Take a Protein, Leave a Protein

The MoleculARweb revealed their new “build your own molecules” section for educators and inspired enthusiasts who want to create custom AR activities. The site now accepts a common file format for describing molecules, (PBD), so that users can customize XR experiences with their specific curriculum topics. They’ve also published a paper that describes the feature in detail.

Are You Larger Than a Proto-Human?

Keith Chan announced that the AnVRopomotron WebXR Museum added a new Hall of Human Evolution that provides scale models of our portion of the tree of life. How amazing would it be to eventually explore the entire tree in XR using a data set like OneZoom’s?

Don’t Try to Ride It

Marcel Wiessler (not to be confused with ubicomp creator Mark Weiser) announced their new configurator demo that was created in Unity and then exported onto the Wider Web. They’ve also opened up early access signup for their tools.

Let’s Put More Zeros On That Channel

Ayşegül Yönet’s WebXR YouTube Channel passed the 1K subscriber milestone, in part because of multiple playlists that explore the development of and culture around WebXR. Reach out if you have topics that you’d like to see on Ayşegül’s to-do list.

Compute Nodes Descend the Ivory Tower

One positive feature of our future Agreement Bedrock is the sharing of networked resources that would otherwise be idle. One such resource is computation, also known as number crunching. While distributed computation has been around for decades, a new wave of federated tools specifically for machine learning is bringing shared computation out of enterprise and academic teams and into general use by independent machine learning practitioners. For example, Flower provides multi-language, multi-platform networks of compute nodes to train neural networks. Flower clients also integrate with common tools of the trade such as Jupyter notebooks which make shared computation more accessible to new users.

Hardware Is Harder Than Usual

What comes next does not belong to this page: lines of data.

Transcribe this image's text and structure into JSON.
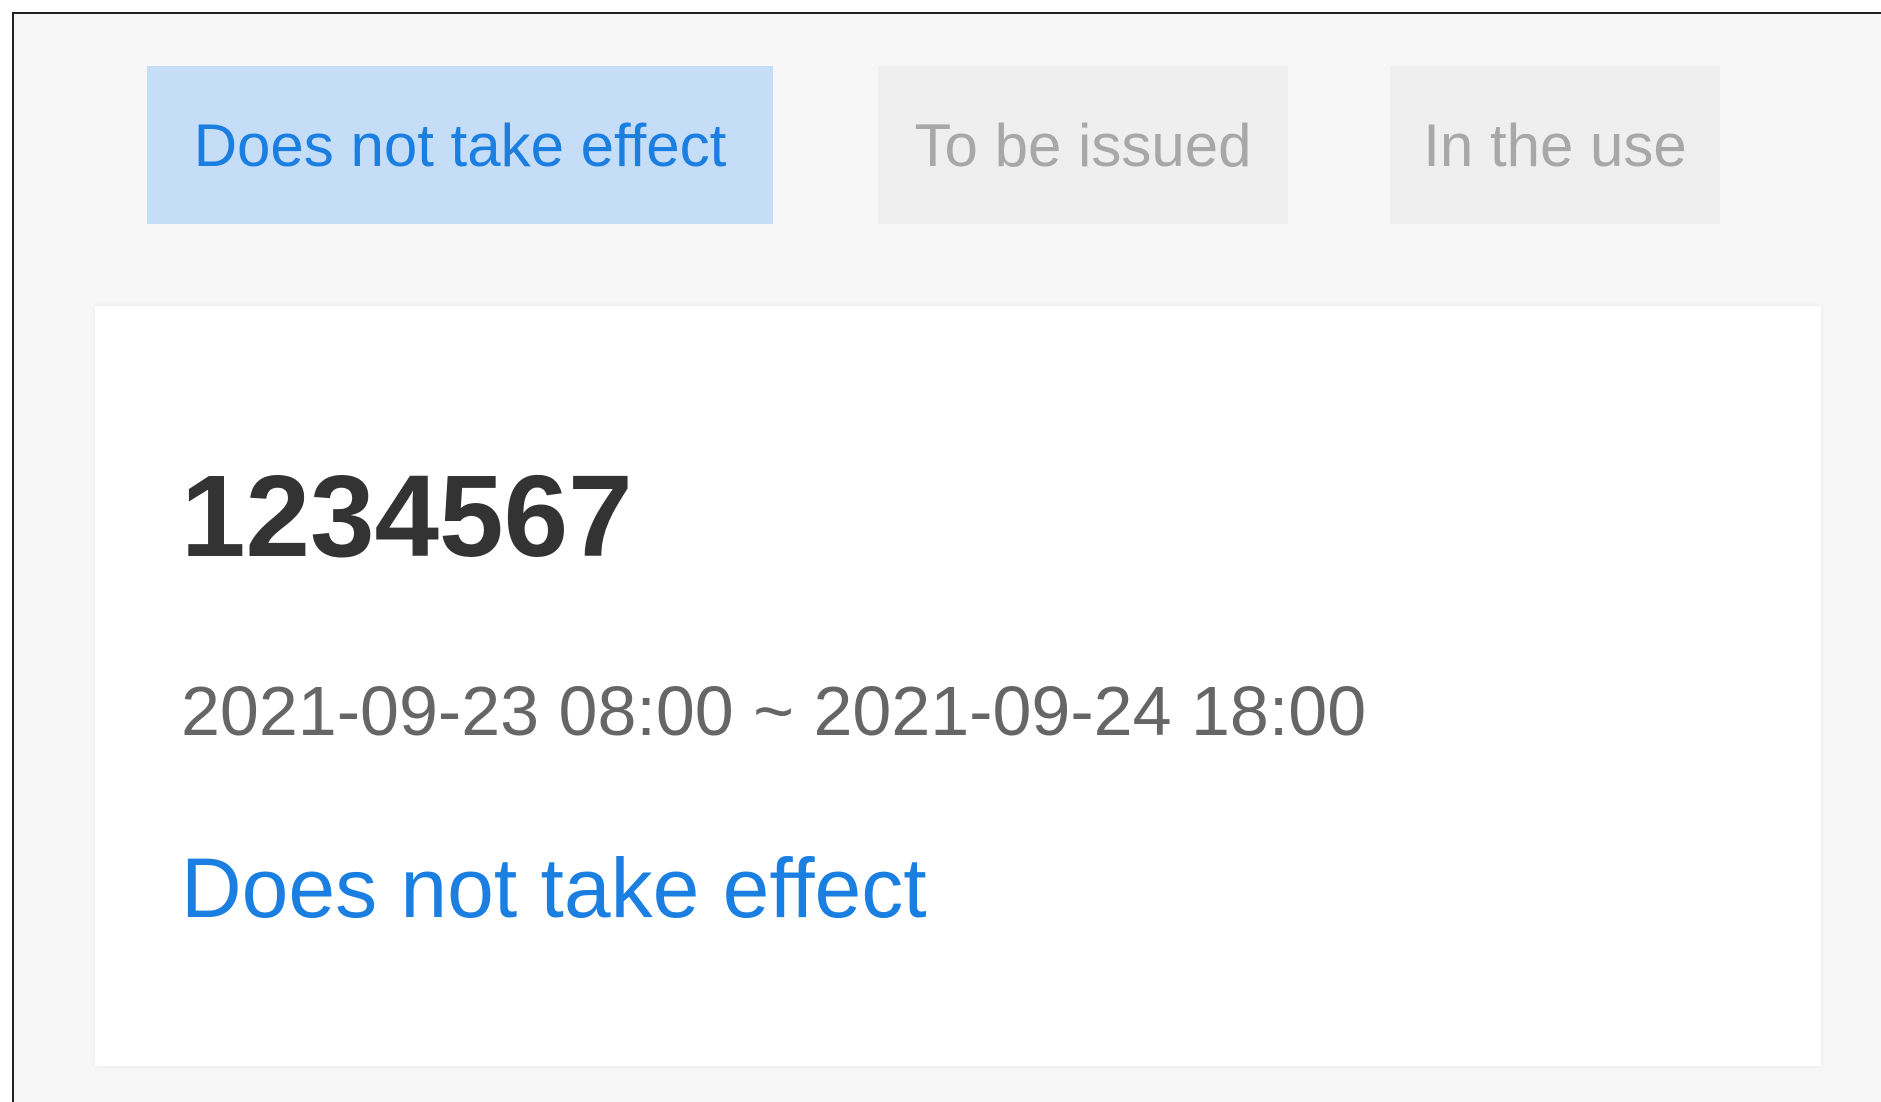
{
  "tabs": [
    {
      "label": "Does not take effect",
      "active": true
    },
    {
      "label": "To be issued",
      "active": false
    },
    {
      "label": "In the use",
      "active": false
    }
  ],
  "card": {
    "code": "1234567",
    "period": "2021-09-23 08:00 ~ 2021-09-24 18:00",
    "status": "Does not take effect"
  },
  "colors": {
    "accent": "#1a7fe0",
    "active_tab_bg": "#c6ddf7",
    "inactive_tab_bg": "#efefef",
    "inactive_tab_text": "#a8a8a8",
    "page_bg": "#f7f7f7",
    "card_bg": "#ffffff",
    "code_text": "#333333",
    "period_text": "#666666"
  }
}
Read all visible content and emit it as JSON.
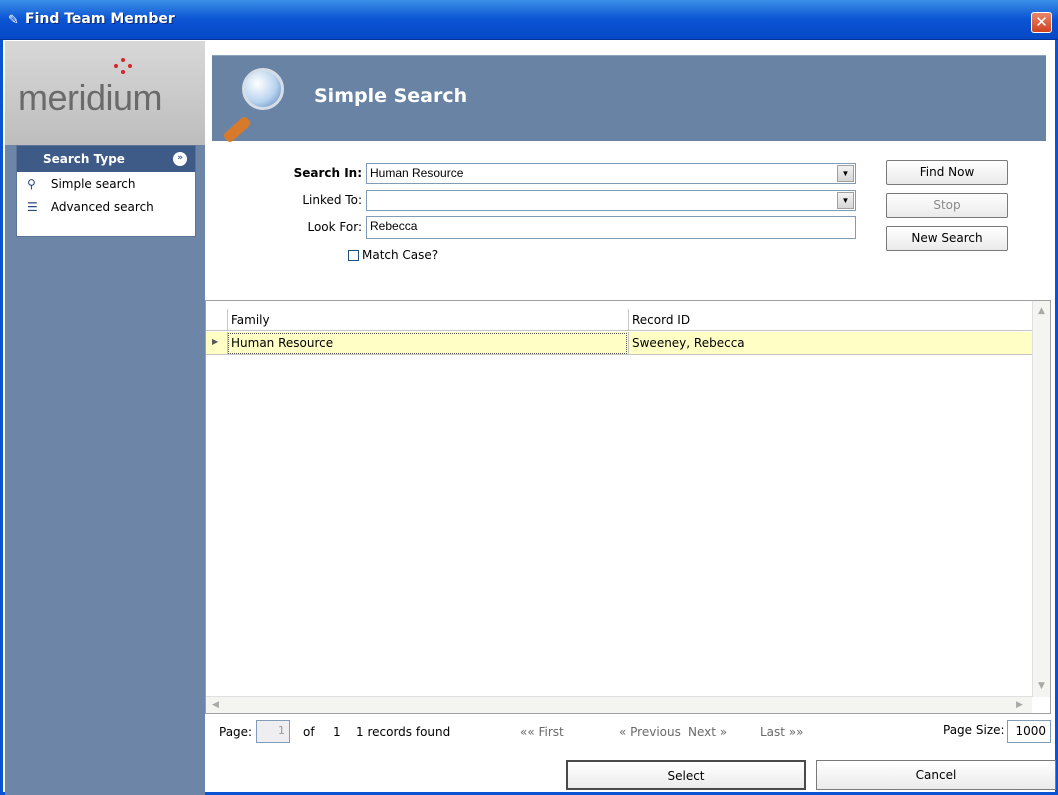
{
  "window": {
    "title": "Find Team Member"
  },
  "logo": {
    "text": "meridium"
  },
  "sidebar": {
    "header": "Search Type",
    "items": [
      {
        "label": "Simple search",
        "icon": "magnifier-icon"
      },
      {
        "label": "Advanced search",
        "icon": "advanced-search-icon"
      }
    ]
  },
  "banner": {
    "title": "Simple Search"
  },
  "form": {
    "search_in_label": "Search In:",
    "search_in_value": "Human Resource",
    "linked_to_label": "Linked To:",
    "linked_to_value": "",
    "look_for_label": "Look For:",
    "look_for_value": "Rebecca",
    "match_case_label": "Match Case?",
    "match_case_checked": false
  },
  "buttons": {
    "find_now": "Find Now",
    "stop": "Stop",
    "new_search": "New Search",
    "select": "Select",
    "cancel": "Cancel"
  },
  "grid": {
    "columns": [
      "Family",
      "Record ID"
    ],
    "rows": [
      [
        "Human Resource",
        "Sweeney, Rebecca"
      ]
    ]
  },
  "pager": {
    "page_label": "Page:",
    "page_value": "1",
    "of_label": "of",
    "total_pages": "1",
    "records_found": "1 records found",
    "first": "«« First",
    "previous": "« Previous",
    "next": "Next »",
    "last": "Last »»",
    "page_size_label": "Page Size:",
    "page_size_value": "1000"
  },
  "colors": {
    "titlebar": "#0a54d4",
    "sidebar": "#6d86a8",
    "banner": "#6983a5",
    "selected_row": "#ffffc5"
  }
}
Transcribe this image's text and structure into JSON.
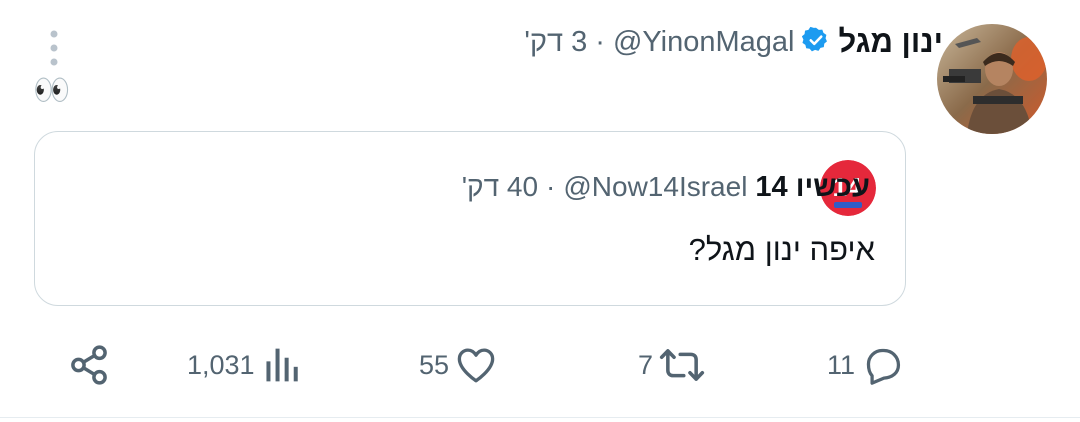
{
  "tweet": {
    "author_name": "ינון מגל",
    "handle": "@YinonMagal",
    "separator": "·",
    "time": "3 דק'",
    "text": "👀",
    "verified_color": "#1d9bf0"
  },
  "quote": {
    "author_name": "עכשיו 14",
    "handle": "@Now14Israel",
    "separator": "·",
    "time": "40 דק'",
    "text": "איפה ינון מגל?",
    "logo_text": "14",
    "logo_color": "#e5283b"
  },
  "actions": {
    "replies": "11",
    "retweets": "7",
    "likes": "55",
    "views": "1,031"
  },
  "icons": [
    "more-vertical-icon",
    "verified-badge-icon",
    "reply-icon",
    "retweet-icon",
    "like-icon",
    "views-icon",
    "share-icon"
  ]
}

Backers of the Lynx R1 headset and its onboard immersive browser, Wolvic, will need to wait a bit longer than expected as CEO Stan Larroque admitted at the Game Developer Conference that they’ll miss their April delivery window and will (thanks to our new, less capable supply chain) mostly likely ship in June or July of this year. Their OpenXR-based software developer kit is on track to arrive soon, though.

Stay open, friends.